Ketamine Effectiveness

Since the first study published in 2000, ketamine has been shown in multiple publications to provide a rapid antidepressant effect. Ketamine has been studied alone vs. placebos and active placebos with generally favorable results in many studies. Furthermore, multiple randomized controlled trials (RCTs) have demonstrated the effectiveness of oral ketamine in treating depression. While the anti-depressant effects of ketamine are felt rapidly (compared to several weeks for conventional SSRIs), they are transitory, generally peaking within a day and lasting no more than a couple of weeks. This is why ketamine telemedicine providers stress the importance of integration, or taking the lessons learned during a ketamine session and integrating them into a patient's daily life for sustained benefit from treatment.

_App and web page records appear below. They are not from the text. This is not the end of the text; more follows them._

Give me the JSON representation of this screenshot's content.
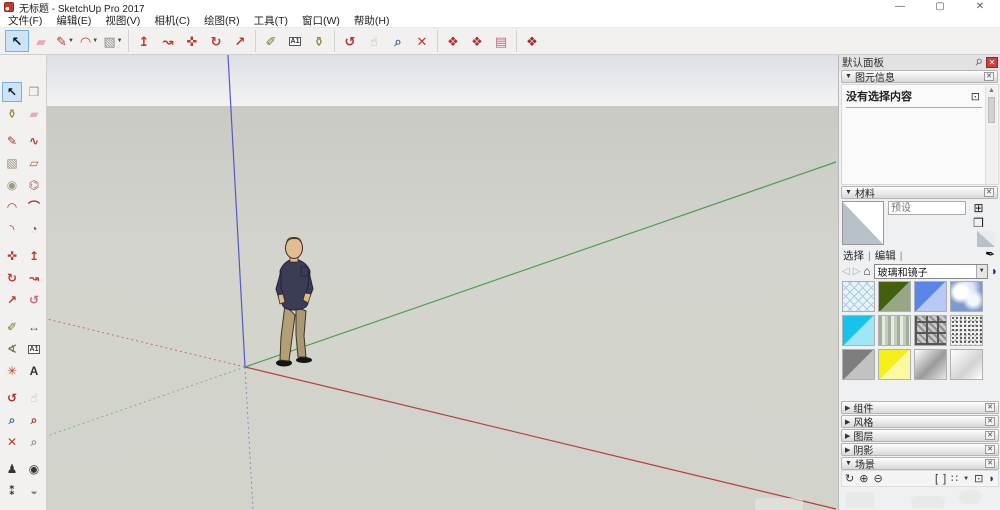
{
  "window": {
    "title": "无标题 - SketchUp Pro 2017",
    "controls": [
      {
        "name": "minimize-button",
        "glyph": "—"
      },
      {
        "name": "maximize-button",
        "glyph": "▢"
      },
      {
        "name": "close-button",
        "glyph": "✕"
      }
    ]
  },
  "menu": {
    "items": [
      "文件(F)",
      "编辑(E)",
      "视图(V)",
      "相机(C)",
      "绘图(R)",
      "工具(T)",
      "窗口(W)",
      "帮助(H)"
    ]
  },
  "top_toolbar": {
    "groups": [
      {
        "items": [
          {
            "name": "select-tool",
            "glyph": "↖",
            "color": "#111111",
            "active": true,
            "bold": true
          },
          {
            "name": "eraser-tool",
            "glyph": "▰",
            "color": "#eba8bc"
          },
          {
            "name": "line-tool",
            "glyph": "✎",
            "color": "#b03a2e",
            "dropdown": true
          },
          {
            "name": "arc-tool",
            "glyph": "◠",
            "color": "#c0392b",
            "dropdown": true
          },
          {
            "name": "rectangle-tool",
            "glyph": "▧",
            "color": "#8a8a8a",
            "dropdown": true
          }
        ]
      },
      {
        "items": [
          {
            "name": "pushpull-tool",
            "glyph": "↥",
            "color": "#c0392b",
            "bold": true
          },
          {
            "name": "followme-tool",
            "glyph": "↝",
            "color": "#c0392b",
            "bold": true
          },
          {
            "name": "move-tool",
            "glyph": "✜",
            "color": "#c0392b"
          },
          {
            "name": "rotate-tool",
            "glyph": "↻",
            "color": "#c0392b",
            "bold": true
          },
          {
            "name": "scale-tool",
            "glyph": "↗",
            "color": "#c0392b",
            "bold": true
          }
        ]
      },
      {
        "items": [
          {
            "name": "tape-measure-tool",
            "glyph": "✐",
            "color": "#6b7a2a"
          },
          {
            "name": "text-tool",
            "text": "A1"
          },
          {
            "name": "paint-bucket-tool",
            "glyph": "⚱",
            "color": "#8a7a28"
          }
        ]
      },
      {
        "items": [
          {
            "name": "orbit-tool",
            "glyph": "↺",
            "color": "#b03030",
            "bold": true
          },
          {
            "name": "pan-tool",
            "glyph": "☝",
            "color": "#c8a878"
          },
          {
            "name": "zoom-tool",
            "glyph": "⌕",
            "color": "#3a6ea5",
            "bold": true
          },
          {
            "name": "zoom-extents-tool",
            "glyph": "✕",
            "color": "#c0392b",
            "bold": true
          }
        ]
      },
      {
        "items": [
          {
            "name": "get-models-button",
            "glyph": "❖",
            "color": "#b03030"
          },
          {
            "name": "share-model-button",
            "glyph": "❖",
            "color": "#a83838"
          },
          {
            "name": "share-component-button",
            "glyph": "▤",
            "color": "#c86a7a"
          }
        ]
      },
      {
        "items": [
          {
            "name": "extension-warehouse-button",
            "glyph": "❖",
            "color": "#a02828"
          }
        ]
      }
    ]
  },
  "left_toolbar": {
    "groups": [
      {
        "rows": [
          [
            {
              "name": "select-tool",
              "glyph": "↖",
              "color": "#111111",
              "active": true,
              "bold": true
            },
            {
              "name": "make-component-tool",
              "glyph": "❒",
              "color": "#9a9a9a"
            }
          ],
          [
            {
              "name": "paint-bucket-tool",
              "glyph": "⚱",
              "color": "#8a7a28"
            },
            {
              "name": "eraser-tool",
              "glyph": "▰",
              "color": "#eba8bc"
            }
          ]
        ]
      },
      {
        "rows": [
          [
            {
              "name": "line-tool",
              "glyph": "✎",
              "color": "#b03a2e"
            },
            {
              "name": "freehand-tool",
              "glyph": "∿",
              "color": "#b03a2e",
              "bold": true
            }
          ],
          [
            {
              "name": "rectangle-tool",
              "glyph": "▧",
              "color": "#9a8a7a"
            },
            {
              "name": "rotated-rectangle-tool",
              "glyph": "▱",
              "color": "#b05a4a"
            }
          ],
          [
            {
              "name": "circle-tool",
              "glyph": "◉",
              "color": "#a09a80"
            },
            {
              "name": "polygon-tool",
              "glyph": "⌬",
              "color": "#b05a4a"
            }
          ],
          [
            {
              "name": "arc-tool",
              "glyph": "◠",
              "color": "#b03a2e",
              "bold": true
            },
            {
              "name": "two-point-arc-tool",
              "glyph": "⌒",
              "color": "#b03a2e",
              "bold": true
            }
          ],
          [
            {
              "name": "three-point-arc-tool",
              "glyph": "◝",
              "color": "#b03a2e"
            },
            {
              "name": "pie-tool",
              "glyph": "◔",
              "color": "#b03a2e"
            }
          ]
        ]
      },
      {
        "rows": [
          [
            {
              "name": "move-tool",
              "glyph": "✜",
              "color": "#c0392b"
            },
            {
              "name": "pushpull-tool",
              "glyph": "↥",
              "color": "#c0392b",
              "bold": true
            }
          ],
          [
            {
              "name": "rotate-tool",
              "glyph": "↻",
              "color": "#c0392b",
              "bold": true
            },
            {
              "name": "followme-tool",
              "glyph": "↝",
              "color": "#c0392b",
              "bold": true
            }
          ],
          [
            {
              "name": "scale-tool",
              "glyph": "↗",
              "color": "#c0392b",
              "bold": true
            },
            {
              "name": "offset-tool",
              "glyph": "↺",
              "color": "#d06080",
              "bold": true
            }
          ]
        ]
      },
      {
        "rows": [
          [
            {
              "name": "tape-measure-tool",
              "glyph": "✐",
              "color": "#6b7a2a"
            },
            {
              "name": "dimension-tool",
              "glyph": "↔",
              "color": "#555555",
              "bold": true
            }
          ],
          [
            {
              "name": "protractor-tool",
              "glyph": "∢",
              "color": "#6b7a2a",
              "bold": true
            },
            {
              "name": "text-tool",
              "text": "A1"
            }
          ],
          [
            {
              "name": "axes-tool",
              "glyph": "✳",
              "color": "#c0392b"
            },
            {
              "name": "three-d-text-tool",
              "glyph": "A",
              "color": "#333333",
              "bold": true
            }
          ]
        ]
      },
      {
        "rows": [
          [
            {
              "name": "orbit-tool",
              "glyph": "↺",
              "color": "#b03030",
              "bold": true
            },
            {
              "name": "pan-tool",
              "glyph": "☝",
              "color": "#c8a878"
            }
          ],
          [
            {
              "name": "zoom-tool",
              "glyph": "⌕",
              "color": "#3a6ea5",
              "bold": true
            },
            {
              "name": "zoom-window-tool",
              "glyph": "⌕",
              "color": "#c0392b",
              "bold": true
            }
          ],
          [
            {
              "name": "zoom-extents-tool",
              "glyph": "✕",
              "color": "#c0392b",
              "bold": true
            },
            {
              "name": "zoom-previous-tool",
              "glyph": "⌕",
              "color": "#999999",
              "bold": true
            }
          ]
        ]
      },
      {
        "rows": [
          [
            {
              "name": "position-camera-tool",
              "glyph": "♟",
              "color": "#333333"
            },
            {
              "name": "look-around-tool",
              "glyph": "◉",
              "color": "#333333"
            }
          ],
          [
            {
              "name": "walk-tool",
              "glyph": "⁑",
              "color": "#333333",
              "bold": true
            },
            {
              "name": "section-plane-tool",
              "glyph": "◒",
              "color": "#888888"
            }
          ]
        ]
      }
    ]
  },
  "viewport": {
    "sky_top_color": "#dcdfe6",
    "ground_color": "#d2d3cb",
    "axis_colors": {
      "red": "#b83c3c",
      "green": "#4f9e52",
      "blue": "#5757c8"
    }
  },
  "panel": {
    "title": "默认面板",
    "entity_info": {
      "title": "图元信息",
      "empty_text": "没有选择内容"
    },
    "materials": {
      "title": "材料",
      "name_placeholder": "预设",
      "tabs": [
        "选择",
        "编辑"
      ],
      "collection": "玻璃和镜子",
      "swatches": [
        {
          "name": "material-glass-lattice",
          "css": "repeating-linear-gradient(45deg,#aacde4 0 1px,transparent 1px 6px),repeating-linear-gradient(-45deg,#aacde4 0 1px,transparent 1px 6px),#e8f3fa"
        },
        {
          "name": "material-glass-dark-green",
          "css": "linear-gradient(135deg,#44600f 49.5%,#98a686 50.5%)"
        },
        {
          "name": "material-glass-blue",
          "css": "linear-gradient(135deg,#5b86e8 49.5%,#b9c9f6 50.5%)"
        },
        {
          "name": "material-glass-sky-reflection",
          "css": "radial-gradient(circle at 30% 35%,#ffffff 0 22%,transparent 42%),radial-gradient(circle at 72% 62%,#f4f7fb 0 18%,transparent 40%),radial-gradient(circle at 55% 20%,#dfe8f4 0 20%,transparent 45%),#7e99cc"
        },
        {
          "name": "material-glass-cyan",
          "css": "linear-gradient(135deg,#17c2ec 49.5%,#9fe6f7 50.5%)"
        },
        {
          "name": "material-glass-fluted",
          "css": "repeating-linear-gradient(90deg,#9fae9d 0 3px,#e6eadf 3px 6px,#c3ccbd 6px 9px)"
        },
        {
          "name": "material-glass-blocks",
          "css": "repeating-linear-gradient(0deg,#565656 0 2px,transparent 2px 11px),repeating-linear-gradient(90deg,#565656 0 2px,transparent 2px 11px),repeating-linear-gradient(45deg,#8e8e8e 0 2px,#c9c9c9 2px 5px)"
        },
        {
          "name": "material-glass-obscure",
          "css": "radial-gradient(#5a5a5a 1px,transparent 1.3px) 0 0/4px 4px,radial-gradient(#9a9a9a 1px,transparent 1.3px) 2px 2px/5px 5px,#f4f4f2"
        },
        {
          "name": "material-glass-grey",
          "css": "linear-gradient(135deg,#7d7d7d 49.5%,#c2c2c2 50.5%)"
        },
        {
          "name": "material-glass-yellow",
          "css": "linear-gradient(135deg,#f6ef1a 49.5%,#fbf9a2 50.5%)"
        },
        {
          "name": "material-mirror-silver",
          "css": "linear-gradient(135deg,#fefefe 0%,#9a9a9a 55%,#e8e8e8 100%)"
        },
        {
          "name": "material-mirror-white",
          "css": "linear-gradient(135deg,#ffffff 0%,#d2d2d2 60%,#ffffff 100%)"
        }
      ]
    },
    "sections": [
      {
        "label": "组件",
        "expanded": false
      },
      {
        "label": "风格",
        "expanded": false
      },
      {
        "label": "图层",
        "expanded": false
      },
      {
        "label": "阴影",
        "expanded": false
      },
      {
        "label": "场景",
        "expanded": true
      }
    ],
    "scenes_toolbar": [
      {
        "name": "update-scene-button",
        "glyph": "↻"
      },
      {
        "name": "add-scene-button",
        "glyph": "⊕"
      },
      {
        "name": "remove-scene-button",
        "glyph": "⊖"
      }
    ],
    "scenes_toolbar_right": [
      {
        "name": "scene-bracket-left-icon",
        "glyph": "["
      },
      {
        "name": "scene-bracket-right-icon",
        "glyph": "]"
      },
      {
        "name": "view-options-button",
        "glyph": "∷",
        "dropdown": true
      },
      {
        "name": "show-details-button",
        "glyph": "⊡"
      },
      {
        "name": "move-scene-button",
        "glyph": "◗",
        "color": "#1d3a7c"
      }
    ]
  }
}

Ketamine Safety

No matter what form it's taken in, like any treatment, ketamine is not without its potential side effects including dissociation, dizziness, nausea, and sedation. Additionally, ketamine does carry the potential for abuse and addiction and there are questions about its use as a long-term treatment, which has been shown in chronic users to actually lead to depression. It's important to note this finding was among recreational users who took unregulated doses outside the care of a medical provider.

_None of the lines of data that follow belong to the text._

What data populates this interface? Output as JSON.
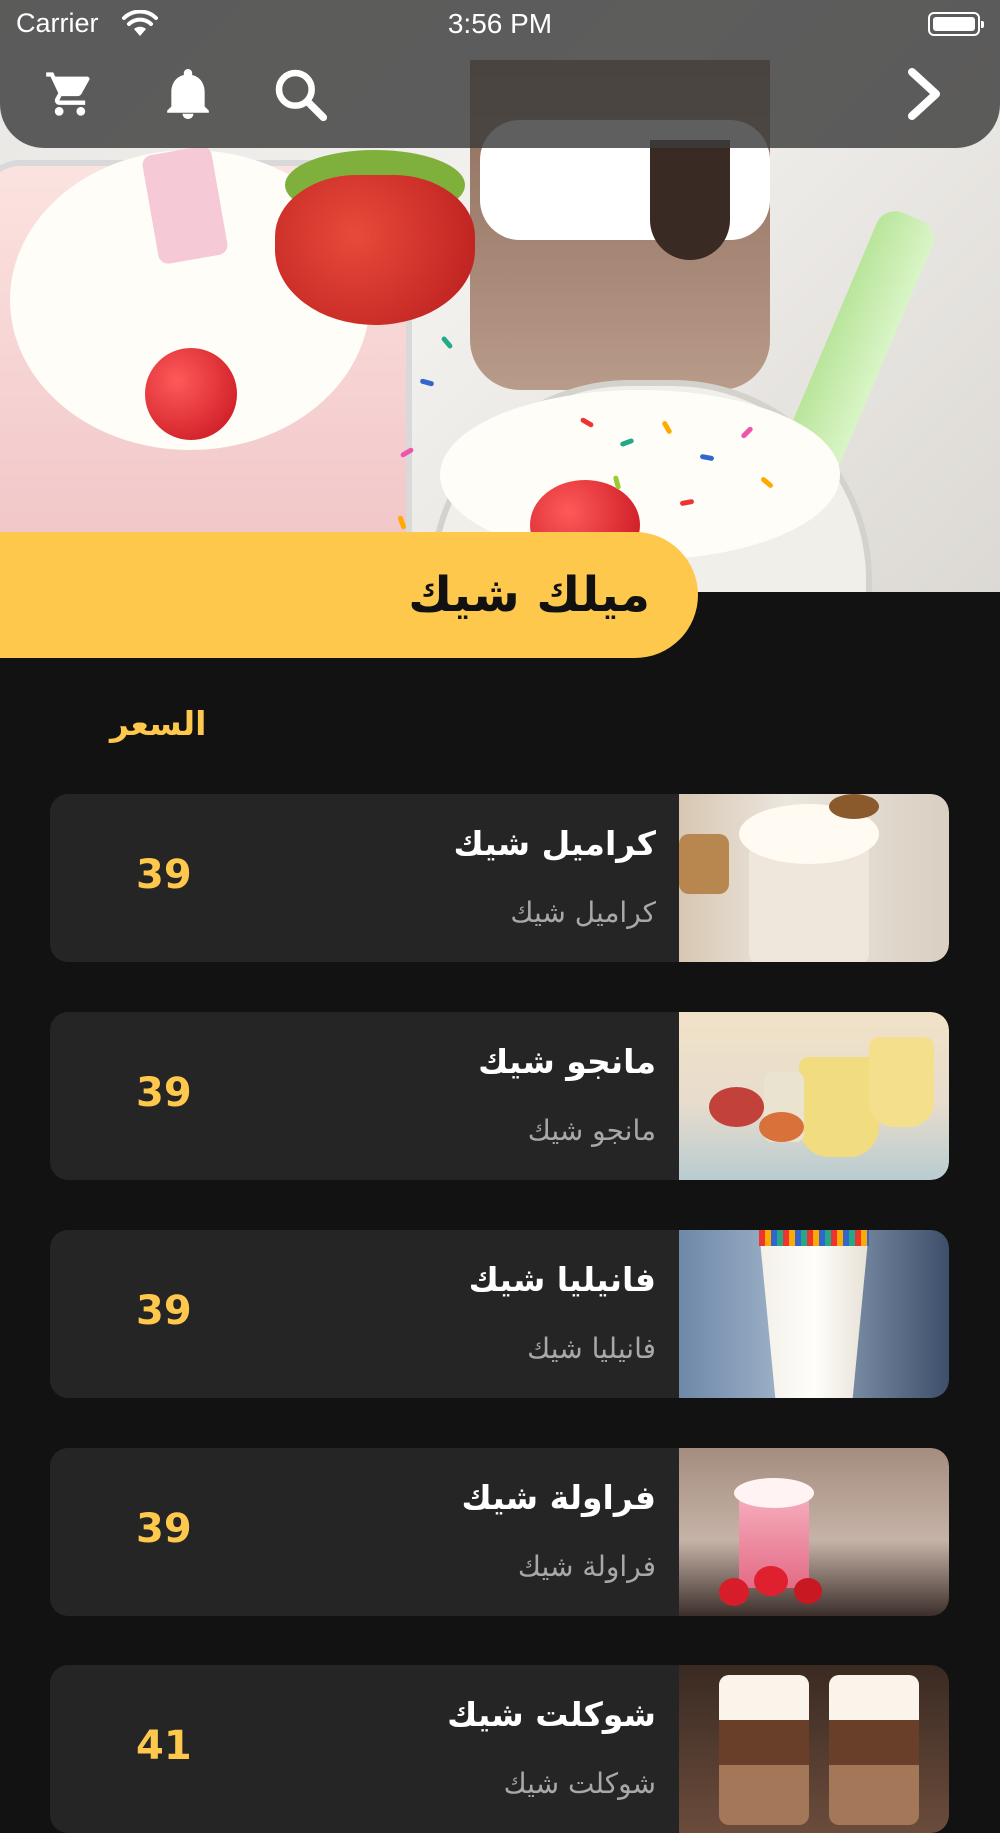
{
  "status_bar": {
    "carrier": "Carrier",
    "time": "3:56 PM"
  },
  "toolbar": {
    "icons": [
      "cart-icon",
      "bell-icon",
      "search-icon",
      "chevron-right-icon"
    ]
  },
  "category": {
    "title": "ميلك شيك"
  },
  "list_header": {
    "price_label": "السعر"
  },
  "products": [
    {
      "name": "كراميل شيك",
      "description": "كراميل شيك",
      "price": "39"
    },
    {
      "name": "مانجو شيك",
      "description": "مانجو شيك",
      "price": "39"
    },
    {
      "name": "فانيليا شيك",
      "description": "فانيليا شيك",
      "price": "39"
    },
    {
      "name": "فراولة شيك",
      "description": "فراولة شيك",
      "price": "39"
    },
    {
      "name": "شوكلت شيك",
      "description": "شوكلت شيك",
      "price": "41"
    }
  ],
  "colors": {
    "accent": "#fec84d",
    "background": "#121212",
    "card": "#252525",
    "top_bar": "#3c3c3c"
  }
}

Overall, a 2019 review found that 

"{...} safety and tolerability profiles are generally good at low doses and with short-term treatment in depressed patients. The adverse events associated with ketamine usually occur with very high doses that are administered for prolonged periods of time and can be relieved by cessation {...}."

While oral ketamine is generally very safe for most patients, it is important to note that this is still an off-label treatment for depression, and the research available is less than that for IV and intra-nasal routes. As with any treatment, patients need to speak to their doctors about potential risks and benefits.

Ketamine Telemedicine Companies

Telemedicine startups such as Mindbloom, Reconscious Medical, KetaMD (who has partnered with Lamar Odom), and My Ketamine Home are offering patients the ability to receive ketamine treatment at home. These services all offer patients treatment in the form of sublingual tablets, or troches, which dissolve under the tongue and are administered over six initial sessions. Sublingual tablets are not only more convenient than the alternatives but also far more affordable, although they are generally not covered by insurance as an off-label treatment. 

Ketamine Telemedicine Affordability

One of the biggest benefits of administering ketamine via telemedicine is affordability. Intravenous clinics and nasal sprays can cost in the thousands of dollars per month, while telemedicine services such as Mindbloom charge less than $400 per month. Although still a significant amount, especially since insurance does not typically cover treatment, virtual ketamine providers have certainly increased access for patients whose previous options had been out of reach. 

The Future of Ketamine Telemedicine

Next year will mark sixty years since ketamine was first synthesized and new frontiers for its use continue to be explored. Studies using ketamine to treat post-traumatic stress disorder, substance use disorder, and obsessive-compulsive disorder have shown promising results. Additional studies are needed to establish ketamine's efficacy as a first-line treatment for depression.

Wider acceptance of ketamine also helps open the door to the wider field of psychedelic medicine including LSD and psilocybin, the latter of which recently showed high efficacy in its largest RCT to date

If you're a patient with TRD, it's important to know that treatment options are available and are easier than ever to access as telemedicine becomes more widespread. If you're a medical provider looking to join this next frontier of psychiatric telemedicine, we've got you covered with the latest 100% remote opportunities, updated daily.  


Disclaimer: does not provide medical advice, diagnosis or treatment. The contents of are for informational purposes only. Always seek the advice of your physician or other qualified health provider with any questions you may have regarding a medical condition. If you think you may have a medical emergency, call your doctor or 911 immediately.